| Task prompt |
Output each of the entries exactly, skipping every picture they contain.

Interface dataset entries:
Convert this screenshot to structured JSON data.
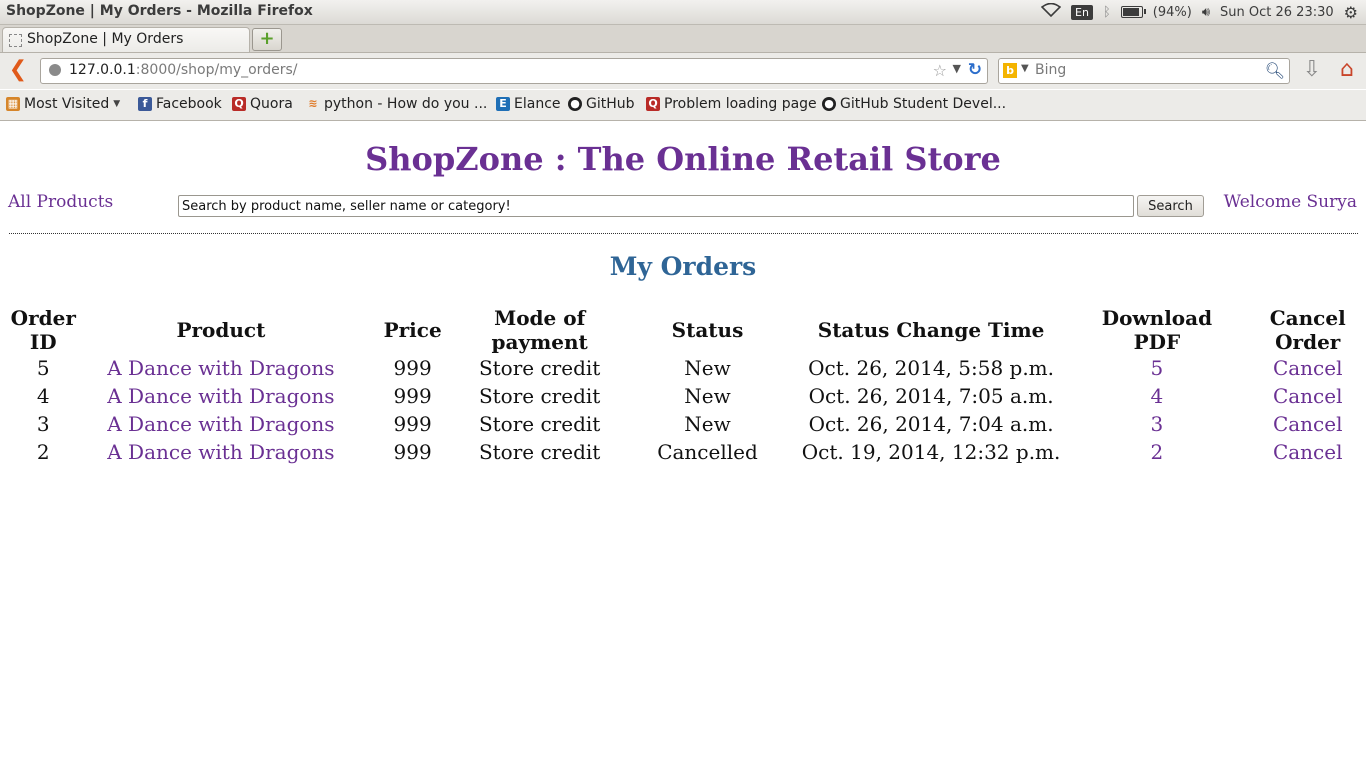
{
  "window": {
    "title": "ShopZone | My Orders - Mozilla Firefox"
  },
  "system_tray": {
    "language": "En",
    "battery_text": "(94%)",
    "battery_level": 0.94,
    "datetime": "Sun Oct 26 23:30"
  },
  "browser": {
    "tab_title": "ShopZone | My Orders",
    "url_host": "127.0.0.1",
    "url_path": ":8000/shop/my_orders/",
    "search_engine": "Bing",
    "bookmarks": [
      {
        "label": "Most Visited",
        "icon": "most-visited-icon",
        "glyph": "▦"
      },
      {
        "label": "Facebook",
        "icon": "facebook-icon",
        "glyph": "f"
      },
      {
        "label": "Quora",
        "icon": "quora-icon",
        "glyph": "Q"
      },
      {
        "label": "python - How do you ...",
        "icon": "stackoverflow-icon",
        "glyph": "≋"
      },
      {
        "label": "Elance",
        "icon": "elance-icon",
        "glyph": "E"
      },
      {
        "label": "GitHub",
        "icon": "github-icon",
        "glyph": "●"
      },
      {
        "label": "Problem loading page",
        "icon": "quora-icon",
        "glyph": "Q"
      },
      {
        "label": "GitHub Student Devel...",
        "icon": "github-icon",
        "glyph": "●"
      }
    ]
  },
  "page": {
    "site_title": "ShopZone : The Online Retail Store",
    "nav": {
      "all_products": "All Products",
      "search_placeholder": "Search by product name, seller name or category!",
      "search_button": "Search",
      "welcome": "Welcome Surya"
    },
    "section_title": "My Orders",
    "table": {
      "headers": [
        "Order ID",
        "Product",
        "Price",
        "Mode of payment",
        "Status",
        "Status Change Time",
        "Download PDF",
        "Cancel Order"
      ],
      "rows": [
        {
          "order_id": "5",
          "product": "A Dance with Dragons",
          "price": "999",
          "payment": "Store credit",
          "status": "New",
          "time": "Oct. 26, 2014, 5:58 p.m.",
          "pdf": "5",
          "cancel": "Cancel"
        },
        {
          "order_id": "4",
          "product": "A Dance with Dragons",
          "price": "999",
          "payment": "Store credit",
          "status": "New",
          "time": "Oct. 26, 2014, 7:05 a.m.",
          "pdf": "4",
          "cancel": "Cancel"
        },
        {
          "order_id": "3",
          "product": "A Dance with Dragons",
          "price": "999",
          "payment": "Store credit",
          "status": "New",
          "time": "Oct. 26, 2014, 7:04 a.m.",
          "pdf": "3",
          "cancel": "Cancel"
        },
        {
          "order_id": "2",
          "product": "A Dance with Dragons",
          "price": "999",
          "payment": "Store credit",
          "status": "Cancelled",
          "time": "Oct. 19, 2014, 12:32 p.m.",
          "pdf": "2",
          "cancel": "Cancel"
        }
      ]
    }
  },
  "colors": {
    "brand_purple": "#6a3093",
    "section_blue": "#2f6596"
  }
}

| Written solution |
Convert this screenshot to structured JSON data.
{
  "window": {
    "title": "ShopZone | My Orders - Mozilla Firefox"
  },
  "system_tray": {
    "language": "En",
    "battery_text": "(94%)",
    "battery_level": 0.94,
    "datetime": "Sun Oct 26 23:30"
  },
  "browser": {
    "tab_title": "ShopZone | My Orders",
    "url_host": "127.0.0.1",
    "url_path": ":8000/shop/my_orders/",
    "search_engine": "Bing",
    "bookmarks": [
      {
        "label": "Most Visited",
        "icon": "most-visited-icon",
        "glyph": "▦"
      },
      {
        "label": "Facebook",
        "icon": "facebook-icon",
        "glyph": "f"
      },
      {
        "label": "Quora",
        "icon": "quora-icon",
        "glyph": "Q"
      },
      {
        "label": "python - How do you ...",
        "icon": "stackoverflow-icon",
        "glyph": "≋"
      },
      {
        "label": "Elance",
        "icon": "elance-icon",
        "glyph": "E"
      },
      {
        "label": "GitHub",
        "icon": "github-icon",
        "glyph": "●"
      },
      {
        "label": "Problem loading page",
        "icon": "quora-icon",
        "glyph": "Q"
      },
      {
        "label": "GitHub Student Devel...",
        "icon": "github-icon",
        "glyph": "●"
      }
    ]
  },
  "page": {
    "site_title": "ShopZone : The Online Retail Store",
    "nav": {
      "all_products": "All Products",
      "search_placeholder": "Search by product name, seller name or category!",
      "search_button": "Search",
      "welcome": "Welcome Surya"
    },
    "section_title": "My Orders",
    "table": {
      "headers": [
        "Order ID",
        "Product",
        "Price",
        "Mode of payment",
        "Status",
        "Status Change Time",
        "Download PDF",
        "Cancel Order"
      ],
      "rows": [
        {
          "order_id": "5",
          "product": "A Dance with Dragons",
          "price": "999",
          "payment": "Store credit",
          "status": "New",
          "time": "Oct. 26, 2014, 5:58 p.m.",
          "pdf": "5",
          "cancel": "Cancel"
        },
        {
          "order_id": "4",
          "product": "A Dance with Dragons",
          "price": "999",
          "payment": "Store credit",
          "status": "New",
          "time": "Oct. 26, 2014, 7:05 a.m.",
          "pdf": "4",
          "cancel": "Cancel"
        },
        {
          "order_id": "3",
          "product": "A Dance with Dragons",
          "price": "999",
          "payment": "Store credit",
          "status": "New",
          "time": "Oct. 26, 2014, 7:04 a.m.",
          "pdf": "3",
          "cancel": "Cancel"
        },
        {
          "order_id": "2",
          "product": "A Dance with Dragons",
          "price": "999",
          "payment": "Store credit",
          "status": "Cancelled",
          "time": "Oct. 19, 2014, 12:32 p.m.",
          "pdf": "2",
          "cancel": "Cancel"
        }
      ]
    }
  },
  "colors": {
    "brand_purple": "#6a3093",
    "section_blue": "#2f6596"
  }
}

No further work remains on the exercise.